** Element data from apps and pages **
──────────────────────────────
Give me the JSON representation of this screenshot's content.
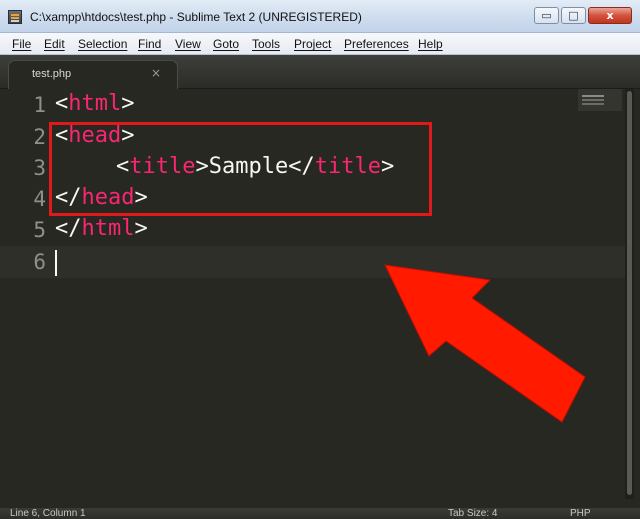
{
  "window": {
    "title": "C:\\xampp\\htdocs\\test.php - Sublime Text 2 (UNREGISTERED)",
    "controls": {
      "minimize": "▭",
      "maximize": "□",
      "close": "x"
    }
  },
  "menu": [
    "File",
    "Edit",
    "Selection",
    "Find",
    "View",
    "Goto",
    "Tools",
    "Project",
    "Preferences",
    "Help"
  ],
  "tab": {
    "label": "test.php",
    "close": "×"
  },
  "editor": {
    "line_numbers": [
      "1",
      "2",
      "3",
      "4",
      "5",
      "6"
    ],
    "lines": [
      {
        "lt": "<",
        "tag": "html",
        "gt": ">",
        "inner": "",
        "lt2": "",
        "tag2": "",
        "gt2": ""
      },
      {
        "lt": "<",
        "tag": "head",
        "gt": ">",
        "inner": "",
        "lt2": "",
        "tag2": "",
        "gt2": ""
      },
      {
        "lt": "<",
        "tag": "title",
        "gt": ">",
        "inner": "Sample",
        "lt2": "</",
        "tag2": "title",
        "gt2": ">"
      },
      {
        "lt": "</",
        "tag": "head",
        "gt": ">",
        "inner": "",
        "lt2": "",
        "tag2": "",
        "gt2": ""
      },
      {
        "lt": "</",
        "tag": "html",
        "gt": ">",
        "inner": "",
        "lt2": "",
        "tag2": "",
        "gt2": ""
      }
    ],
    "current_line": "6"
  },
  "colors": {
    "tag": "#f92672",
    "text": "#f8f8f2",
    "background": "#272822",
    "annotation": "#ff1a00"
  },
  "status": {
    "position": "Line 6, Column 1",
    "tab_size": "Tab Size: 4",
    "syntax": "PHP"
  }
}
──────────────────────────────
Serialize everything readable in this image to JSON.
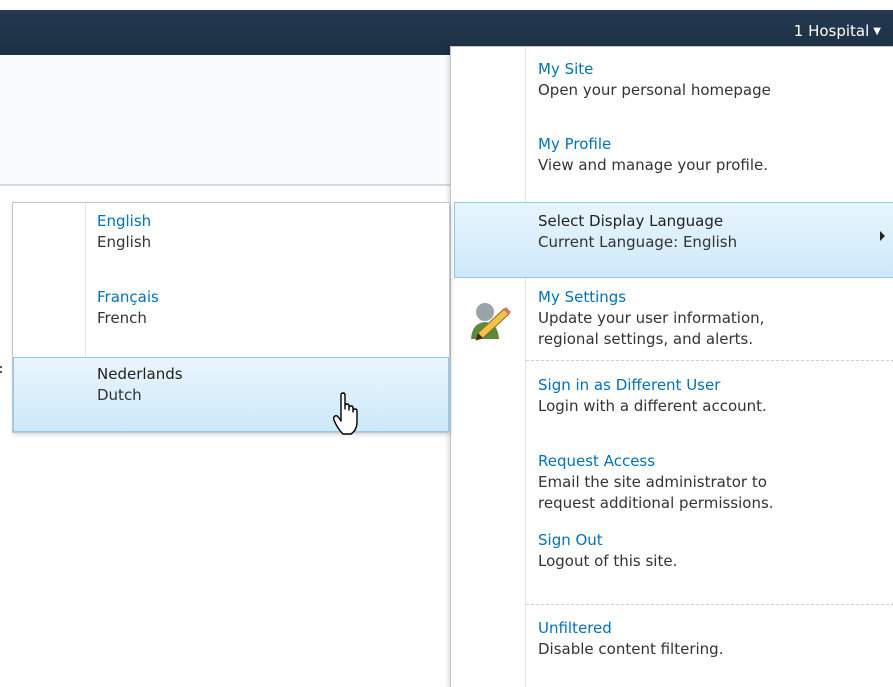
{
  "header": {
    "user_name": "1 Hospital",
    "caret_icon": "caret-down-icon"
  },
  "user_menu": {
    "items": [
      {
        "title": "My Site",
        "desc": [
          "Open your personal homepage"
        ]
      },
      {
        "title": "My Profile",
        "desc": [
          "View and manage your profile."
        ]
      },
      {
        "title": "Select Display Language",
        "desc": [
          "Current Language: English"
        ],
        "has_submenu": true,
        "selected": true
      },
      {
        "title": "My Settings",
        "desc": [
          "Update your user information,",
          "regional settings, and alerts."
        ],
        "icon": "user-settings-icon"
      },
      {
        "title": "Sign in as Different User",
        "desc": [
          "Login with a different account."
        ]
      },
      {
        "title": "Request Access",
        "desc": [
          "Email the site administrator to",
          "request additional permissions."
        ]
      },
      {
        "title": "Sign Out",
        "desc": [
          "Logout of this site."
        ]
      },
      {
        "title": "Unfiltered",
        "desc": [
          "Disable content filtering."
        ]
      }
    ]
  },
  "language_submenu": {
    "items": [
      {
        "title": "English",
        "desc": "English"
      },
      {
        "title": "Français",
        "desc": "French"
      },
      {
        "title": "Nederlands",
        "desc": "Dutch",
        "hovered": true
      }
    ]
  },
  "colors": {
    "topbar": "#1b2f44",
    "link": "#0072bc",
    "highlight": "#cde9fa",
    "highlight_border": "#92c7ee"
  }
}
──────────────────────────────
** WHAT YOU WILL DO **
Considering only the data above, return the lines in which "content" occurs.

** RESULT OF THE EXERCISE **
Give me the JSON representation of this screenshot's content.
          "Disable content filtering."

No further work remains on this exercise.